Supplemental capital discussed – but tax challenges ahead
Oct. 27, 2016 -- Supplemental capital – and its use by credit unions – will be the subject of a likely January “advance notice of proposed rulemaking” by NCUA, but the issue itself won’t be without its challenges.
Among them: whether state chartered credit unions (SCUs) will be able, under the law, to maintain their federal tax exemption while issuing supplemental capital.
At the open, regular meeting of the NCUA Board Thursday, Chairman Rick Metsger noted that supplemental capital (for purposes of risk-based capital) has been an issue among credit unions for some time. He added that the ANPR that will come forth in January is “the first we’ve done” since he instituted his “board briefings” to discuss issues coming before the board. “We’ll move as expeditiously as possible,” Metsger said – then adding there are issues to be considered, specifically naming the tax exemption for state-chartered credit unions.
In a presentation about supplemental capital, Larry Fazio – NCUA director of the office of examination and insurance – pointed out that federal credit unions have a specific tax exemption from “all taxation now or hereafter imposed by the United States or by any State, Territorial, or local taxing authority,” with the exceptions of real and personal property taxes.
SCUs, Fazio pointed out, have a slightly narrower exemption under the federal code, which states that the an exemption from federal income tax exists for “credit unions without capital stock organized and operated for mutual purposes without profit” (as written in the federal tax code). Fazio pointed out that there is no definition for “capital stock,” and that the Internal Revenue Service may need to provide rulings for individual issuances of supplementary capital.

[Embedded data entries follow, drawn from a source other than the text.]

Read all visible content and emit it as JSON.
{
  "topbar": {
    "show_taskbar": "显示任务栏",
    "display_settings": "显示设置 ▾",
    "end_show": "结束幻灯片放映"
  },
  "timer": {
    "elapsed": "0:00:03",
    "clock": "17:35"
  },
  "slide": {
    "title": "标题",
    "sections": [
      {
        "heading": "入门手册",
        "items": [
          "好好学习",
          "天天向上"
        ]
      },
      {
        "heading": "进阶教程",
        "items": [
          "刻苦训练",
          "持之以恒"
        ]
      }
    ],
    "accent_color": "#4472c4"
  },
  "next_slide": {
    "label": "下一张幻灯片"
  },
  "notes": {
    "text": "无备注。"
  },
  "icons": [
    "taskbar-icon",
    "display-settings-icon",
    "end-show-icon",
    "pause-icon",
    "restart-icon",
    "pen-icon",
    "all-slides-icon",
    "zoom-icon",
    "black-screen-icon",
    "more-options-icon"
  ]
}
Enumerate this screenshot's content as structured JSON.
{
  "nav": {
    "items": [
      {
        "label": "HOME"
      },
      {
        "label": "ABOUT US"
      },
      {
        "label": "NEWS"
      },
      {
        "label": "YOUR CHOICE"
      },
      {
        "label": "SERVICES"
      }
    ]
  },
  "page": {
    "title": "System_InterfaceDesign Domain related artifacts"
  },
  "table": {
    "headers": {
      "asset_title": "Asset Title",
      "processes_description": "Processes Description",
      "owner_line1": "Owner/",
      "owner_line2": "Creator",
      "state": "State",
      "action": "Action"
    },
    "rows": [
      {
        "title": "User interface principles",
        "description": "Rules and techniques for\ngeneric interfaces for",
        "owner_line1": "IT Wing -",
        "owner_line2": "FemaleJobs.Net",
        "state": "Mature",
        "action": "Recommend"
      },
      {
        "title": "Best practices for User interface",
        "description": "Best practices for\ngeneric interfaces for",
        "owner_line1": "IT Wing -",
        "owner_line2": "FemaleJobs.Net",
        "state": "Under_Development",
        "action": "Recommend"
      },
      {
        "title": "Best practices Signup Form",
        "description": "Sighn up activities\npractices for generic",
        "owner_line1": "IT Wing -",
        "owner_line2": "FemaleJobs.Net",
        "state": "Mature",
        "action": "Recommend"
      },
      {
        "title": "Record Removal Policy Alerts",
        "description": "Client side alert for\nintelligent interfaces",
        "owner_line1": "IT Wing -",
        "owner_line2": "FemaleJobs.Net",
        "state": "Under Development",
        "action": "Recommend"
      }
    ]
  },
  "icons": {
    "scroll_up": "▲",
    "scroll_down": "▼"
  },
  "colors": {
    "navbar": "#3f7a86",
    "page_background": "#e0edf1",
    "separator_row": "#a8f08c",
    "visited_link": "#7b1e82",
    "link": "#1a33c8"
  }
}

NASCUS President and CEO Lucy Ito said the state system will work closely with NCUA in addressing the tax exemption issue – and others. "Supplemental capital is an important tool in enhancing credit union safety and soundness, and the state system must be part of the discussion to ensure that both federal and state credit unions have the opportunity to use this tool, and that neither be at a disadvantage. NASCUS has a long record of supporting this critical safety and soundness enhancement, and will continue to build that record.”
Fazio also pointed out that, in order for the agency to issue a rule, it would have to address changes in at least 12 other existing agency rules -- and add at least eight additional regulations (covering such things as anti-fraud requirements, dealer-broker requirements, disclosures, insider purchase limits and disclosures and more).
There are also some potential areas of relaxation of agency rules, Fazio said, including removing the borrowing limits on federally insured, state chartered credit unions; allowing non-institutional investors to purchase secondary capital; allowing non-institutional investors to purchase secondary capital, and more.
In other action Thursday, the NCUA Board:
- Approved a new field of membership (FOM) rule for federal credit unions designed to “improve consumer access to affordable credit,” according to an NCUA release. (Board Chairman Rick Metsger acknowledged during the meeting that “numerous states that have updated their FOMs. Many of these were successfully updated years, even decades ago.”). The rule takes effect 60 days after publication in the Federal Register.
- Issued for comment a new proposed rule on FOM that incorporates a number of comments received on the FOM rule to “provide further field-of-membership community charter options for federal credit unions” (with a 30-day comment period).
- Officially renamed the NCUA’s consumer office as the “Office of Consumer Financial Protection and Access”
- Adopted a final rule adjusting civil monetary penalties for inflation (required by Congress).
- Approved an interagency proposed rule to implement private flood insurance requirements for loans in special flood hazard areas contained in a 2012 statute.